Across the entries, count the lines that include "JSON" and report only that number.

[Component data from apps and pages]

*** Begin section ***

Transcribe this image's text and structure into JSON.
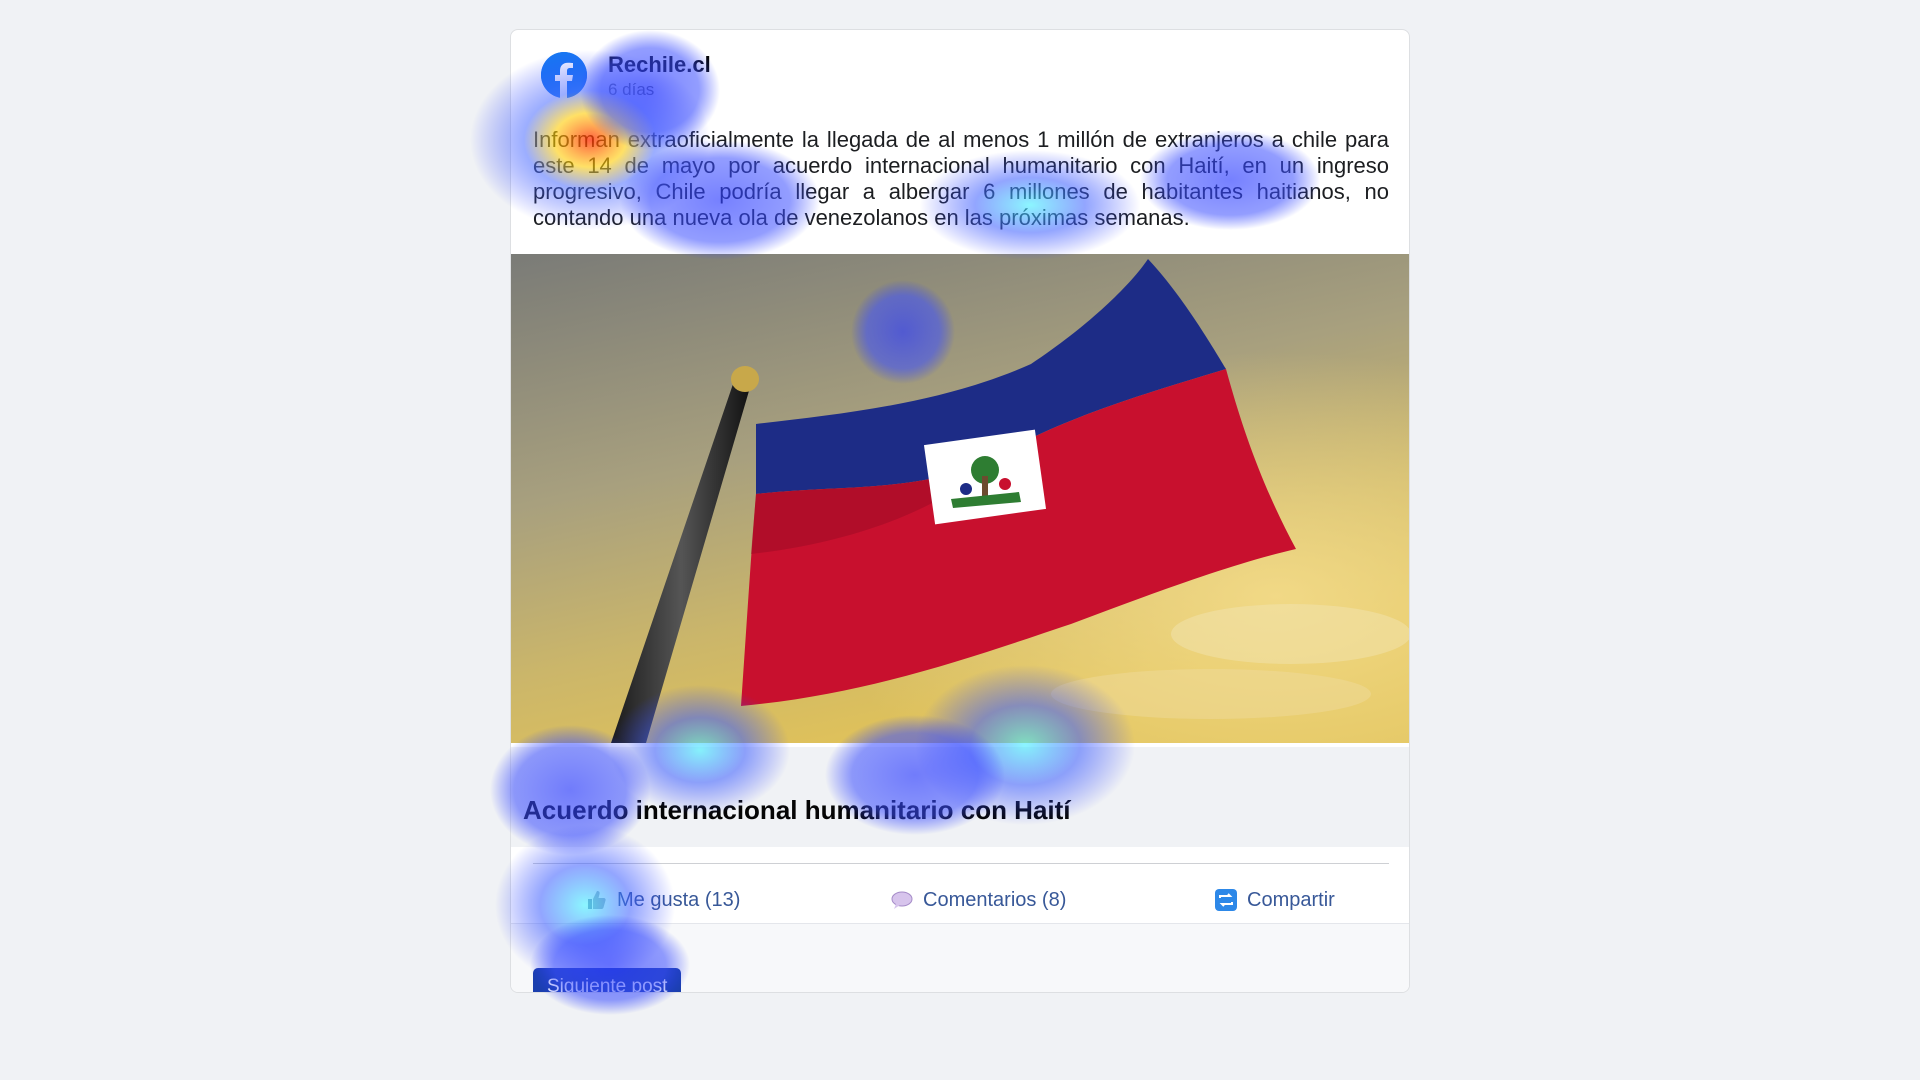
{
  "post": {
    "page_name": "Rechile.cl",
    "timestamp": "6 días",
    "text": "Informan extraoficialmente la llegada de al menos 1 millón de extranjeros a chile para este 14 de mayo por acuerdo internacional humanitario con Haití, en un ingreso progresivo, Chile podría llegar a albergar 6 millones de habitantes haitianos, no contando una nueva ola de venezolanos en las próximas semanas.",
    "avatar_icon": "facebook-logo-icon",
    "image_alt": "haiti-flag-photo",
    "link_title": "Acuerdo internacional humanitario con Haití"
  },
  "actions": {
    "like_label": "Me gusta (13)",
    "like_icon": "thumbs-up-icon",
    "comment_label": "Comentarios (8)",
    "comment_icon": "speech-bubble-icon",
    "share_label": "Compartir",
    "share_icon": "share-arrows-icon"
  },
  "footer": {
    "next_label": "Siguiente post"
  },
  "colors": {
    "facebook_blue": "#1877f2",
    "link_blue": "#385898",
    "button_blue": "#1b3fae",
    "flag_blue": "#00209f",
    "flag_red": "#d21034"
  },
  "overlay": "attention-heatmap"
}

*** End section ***
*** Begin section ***

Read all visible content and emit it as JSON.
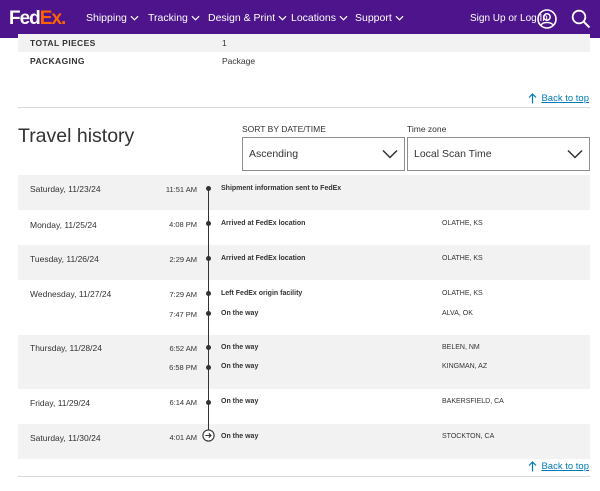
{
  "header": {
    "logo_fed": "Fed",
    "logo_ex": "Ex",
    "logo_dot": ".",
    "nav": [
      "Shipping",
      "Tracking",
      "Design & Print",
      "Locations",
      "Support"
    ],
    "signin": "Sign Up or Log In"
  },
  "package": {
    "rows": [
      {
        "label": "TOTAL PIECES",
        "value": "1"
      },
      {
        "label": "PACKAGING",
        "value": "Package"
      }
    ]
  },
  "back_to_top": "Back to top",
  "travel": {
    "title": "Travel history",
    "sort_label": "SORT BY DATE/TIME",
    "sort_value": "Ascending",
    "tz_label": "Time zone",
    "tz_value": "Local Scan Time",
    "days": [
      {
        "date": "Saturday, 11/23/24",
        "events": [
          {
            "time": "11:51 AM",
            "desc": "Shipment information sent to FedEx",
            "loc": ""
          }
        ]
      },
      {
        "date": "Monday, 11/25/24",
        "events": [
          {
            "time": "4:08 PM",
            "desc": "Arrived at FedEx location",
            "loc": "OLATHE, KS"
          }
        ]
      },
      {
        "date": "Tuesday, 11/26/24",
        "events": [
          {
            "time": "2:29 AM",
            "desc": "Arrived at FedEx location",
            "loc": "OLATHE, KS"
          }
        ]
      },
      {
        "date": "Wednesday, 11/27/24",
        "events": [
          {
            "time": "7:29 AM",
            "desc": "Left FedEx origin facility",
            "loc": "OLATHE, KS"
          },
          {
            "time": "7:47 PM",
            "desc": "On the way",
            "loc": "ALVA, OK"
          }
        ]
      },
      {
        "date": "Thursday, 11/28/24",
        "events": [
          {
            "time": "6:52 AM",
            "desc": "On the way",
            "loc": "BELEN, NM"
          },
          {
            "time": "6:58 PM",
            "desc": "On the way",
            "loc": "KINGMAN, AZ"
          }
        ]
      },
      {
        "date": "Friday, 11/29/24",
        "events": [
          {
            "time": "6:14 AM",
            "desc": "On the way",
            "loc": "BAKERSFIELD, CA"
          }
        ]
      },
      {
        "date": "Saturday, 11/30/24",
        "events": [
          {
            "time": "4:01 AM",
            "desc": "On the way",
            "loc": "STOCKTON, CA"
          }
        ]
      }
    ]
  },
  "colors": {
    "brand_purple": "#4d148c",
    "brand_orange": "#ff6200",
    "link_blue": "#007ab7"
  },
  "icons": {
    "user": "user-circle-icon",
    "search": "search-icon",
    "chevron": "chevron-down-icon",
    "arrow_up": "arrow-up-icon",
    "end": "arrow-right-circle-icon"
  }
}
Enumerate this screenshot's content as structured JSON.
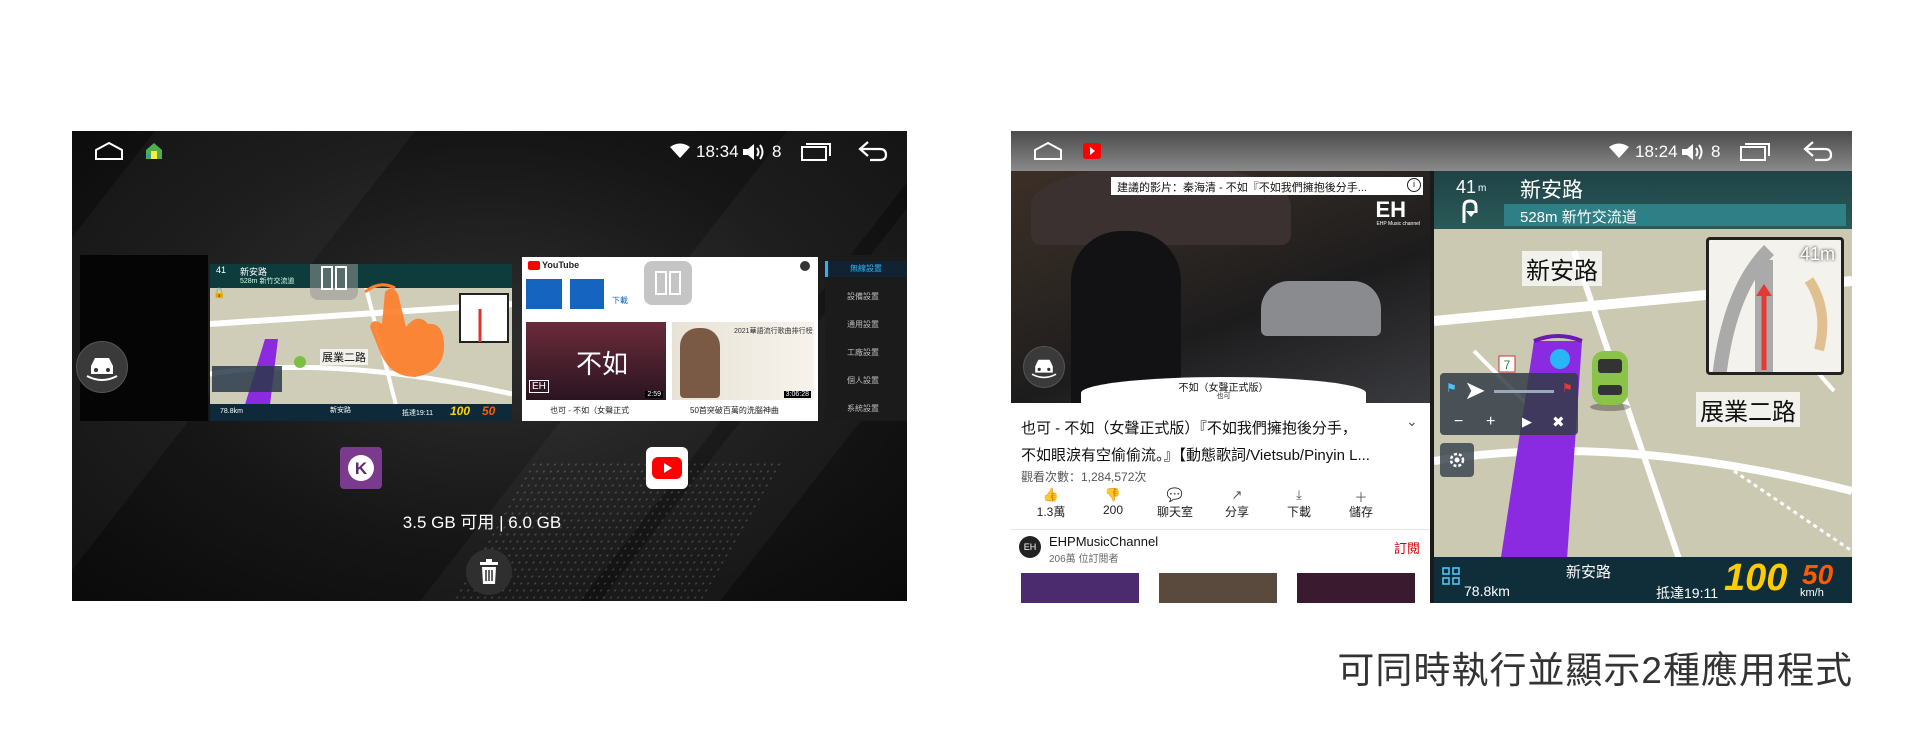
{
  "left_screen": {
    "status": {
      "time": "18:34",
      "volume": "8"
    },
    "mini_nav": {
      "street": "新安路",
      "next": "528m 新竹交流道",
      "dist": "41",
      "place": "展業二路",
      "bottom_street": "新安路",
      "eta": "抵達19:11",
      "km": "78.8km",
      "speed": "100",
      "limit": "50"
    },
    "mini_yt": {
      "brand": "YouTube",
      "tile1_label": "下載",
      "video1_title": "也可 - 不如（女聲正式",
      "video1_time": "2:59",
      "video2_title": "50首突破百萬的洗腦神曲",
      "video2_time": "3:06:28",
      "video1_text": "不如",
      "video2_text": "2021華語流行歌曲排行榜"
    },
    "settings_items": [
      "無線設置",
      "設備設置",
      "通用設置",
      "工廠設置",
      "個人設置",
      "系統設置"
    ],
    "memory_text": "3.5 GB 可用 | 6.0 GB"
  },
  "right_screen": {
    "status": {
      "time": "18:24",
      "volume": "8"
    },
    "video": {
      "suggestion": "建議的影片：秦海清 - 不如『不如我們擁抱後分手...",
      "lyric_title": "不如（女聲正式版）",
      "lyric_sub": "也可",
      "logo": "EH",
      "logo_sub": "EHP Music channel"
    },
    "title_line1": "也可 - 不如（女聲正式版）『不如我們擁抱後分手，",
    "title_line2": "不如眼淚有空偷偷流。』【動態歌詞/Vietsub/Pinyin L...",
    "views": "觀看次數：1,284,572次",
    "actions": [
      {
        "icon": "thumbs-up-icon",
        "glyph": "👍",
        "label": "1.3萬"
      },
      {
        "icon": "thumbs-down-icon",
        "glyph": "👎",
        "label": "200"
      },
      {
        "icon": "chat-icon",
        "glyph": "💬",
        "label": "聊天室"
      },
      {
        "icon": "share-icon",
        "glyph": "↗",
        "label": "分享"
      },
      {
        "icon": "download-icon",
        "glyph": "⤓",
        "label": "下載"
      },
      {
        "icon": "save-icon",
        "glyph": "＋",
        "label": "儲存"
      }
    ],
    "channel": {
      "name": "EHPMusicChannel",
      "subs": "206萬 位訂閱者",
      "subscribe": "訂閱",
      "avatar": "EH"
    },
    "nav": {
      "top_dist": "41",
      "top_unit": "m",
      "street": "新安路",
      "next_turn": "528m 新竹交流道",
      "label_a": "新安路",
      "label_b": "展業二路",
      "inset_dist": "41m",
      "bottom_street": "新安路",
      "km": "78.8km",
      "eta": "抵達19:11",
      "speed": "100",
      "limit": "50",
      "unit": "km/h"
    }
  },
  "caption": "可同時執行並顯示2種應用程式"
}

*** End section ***

= Output =
3